¶25 We think that where a train is occupying a highway crossing it is sufficient to notify those traveling the highway that it is blocked by the train and it is immaterial whether it was moving or standing still. Especially is this so in Oklahoma since it is provided by

"Ordinarily, the presence of a train or railway cars on a crossing, whether moving or stationary, is sufficient notice to a driver of a vehicle on the highway of such obstruction and, in the absence of unusual circumstances, the operating railway company is not under any duty to provide any other notice or warning."

In that case we followed Cain v. St. Louis-San Francisco Railroad Company, Okl., 293 P.2d 355; Thompson v. Carter, 192 Okl. 579, 137 P.2d 956; Raley v. Thompson, 203 Okl. 633, 225 P.2d 171; Atchison, T. & S.F. Ry. Co. v. Templar, 204 Okl. 460, 230 P.2d 907.

¶26 The evidence in the case before us clearly establishes the fact that the train entered the crossing first and was moving slowly across the railway crossing when plaintiff's decedent drove his truck into the first and second car of the train, at such speed as to crush the engine of the truck and derail some wheels of the box cars. We have examined all of the testimony and exhibits and can find no competent evidence tending to prove that the defendant was guilty of negligence that caused or contributed to the injuries suffered by the plaintiff's decedent. There were no unusual circumstances which necessitated any additional warning to let the driver of the truck know of the presence of the train upon the crossing.

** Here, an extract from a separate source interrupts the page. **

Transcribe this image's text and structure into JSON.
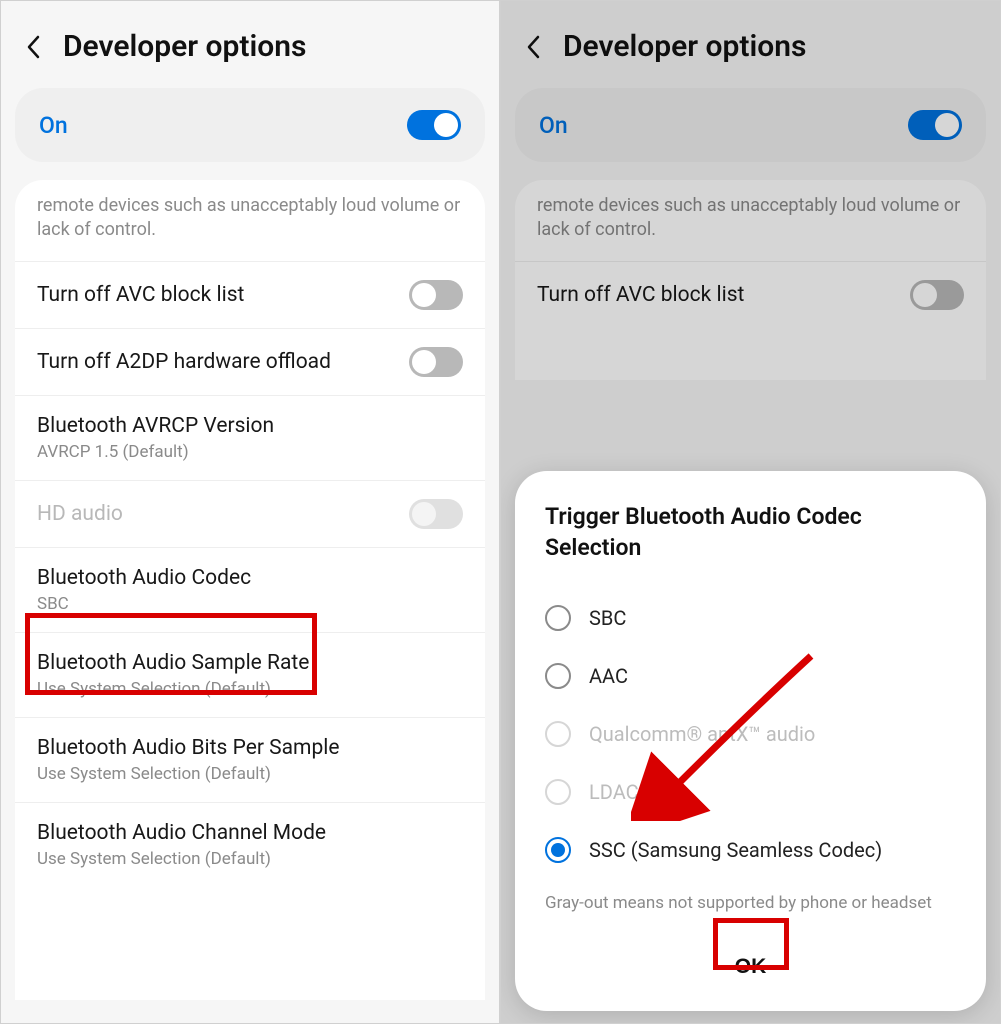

¶27 The plaintiff relies on the case of Chicago, R.I. & P.R. Co. v. Richerson, 185 Okl. 560, 94 P.2d 934, but that case is distinguishable from the case at bar in that there it was denied that the train occupied the crossing and there was testimony that no whistle was blown or bell rung and it was admitted there was no crossing sign.

¶28 We find it unnecessary to discuss the various propositions of defendant questioning the court's instructions since we have found it necessary to reverse the judgment upon other grounds.

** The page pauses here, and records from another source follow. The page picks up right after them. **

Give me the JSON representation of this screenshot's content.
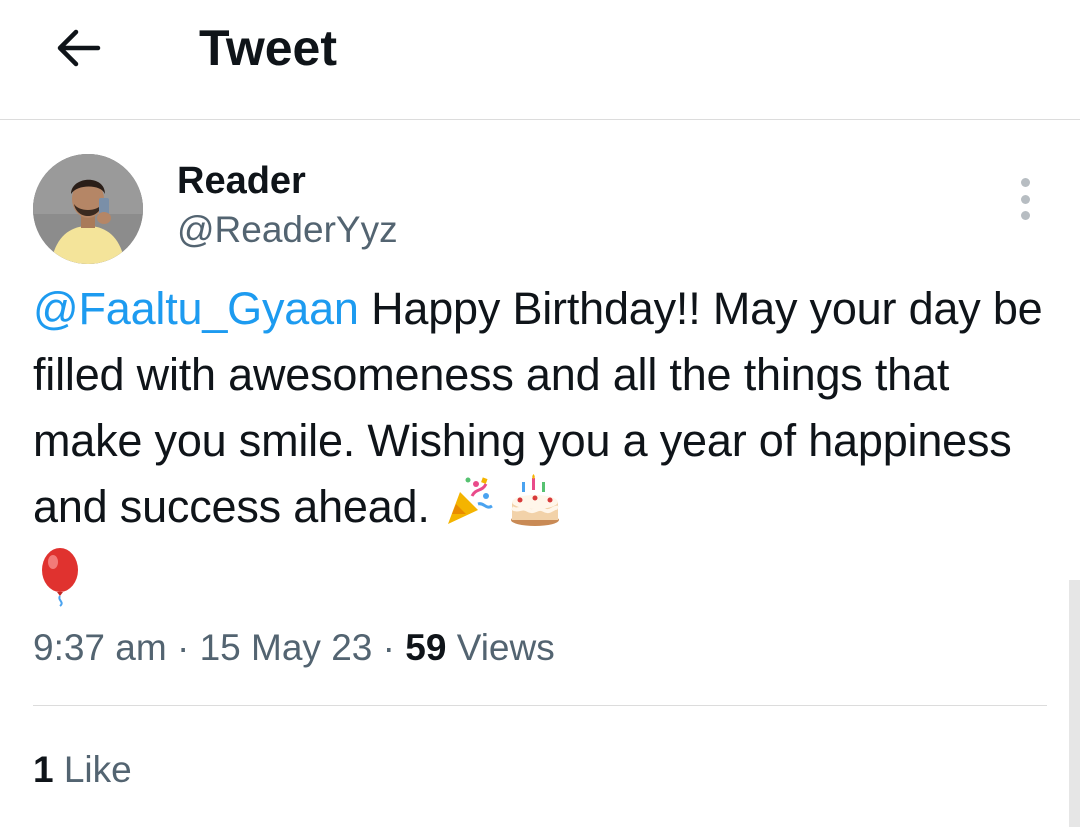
{
  "header": {
    "title": "Tweet",
    "back_icon": "arrow-left-icon"
  },
  "author": {
    "name": "Reader",
    "handle": "@ReaderYyz",
    "avatar_icon": "avatar"
  },
  "tweet": {
    "mention": "@Faaltu_Gyaan",
    "text": " Happy Birthday!! May your day be filled with awesomeness and all the things that make you smile. Wishing you a year of happiness and success ahead. ",
    "emojis": [
      "party-popper-icon",
      "birthday-cake-icon",
      "balloon-icon"
    ]
  },
  "meta": {
    "time": "9:37 am",
    "date": "15 May 23",
    "separator": "·",
    "views_count": "59",
    "views_label": "Views"
  },
  "engagement": {
    "like_count": "1",
    "like_label": "Like"
  },
  "colors": {
    "link": "#1d9bf0",
    "secondary_text": "#536471",
    "primary_text": "#0f1419",
    "divider": "#dcdcdc"
  }
}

¶29 The judgment is reversed and remanded with directions to render judgment for the defendant.

¶30 DAVISON, C.J., and WELCH, JACKSON, IRWIN and BERRY, JJ., concur.

¶31 WILLIAMS, V.C.J., and JOHNSON, J., dissent.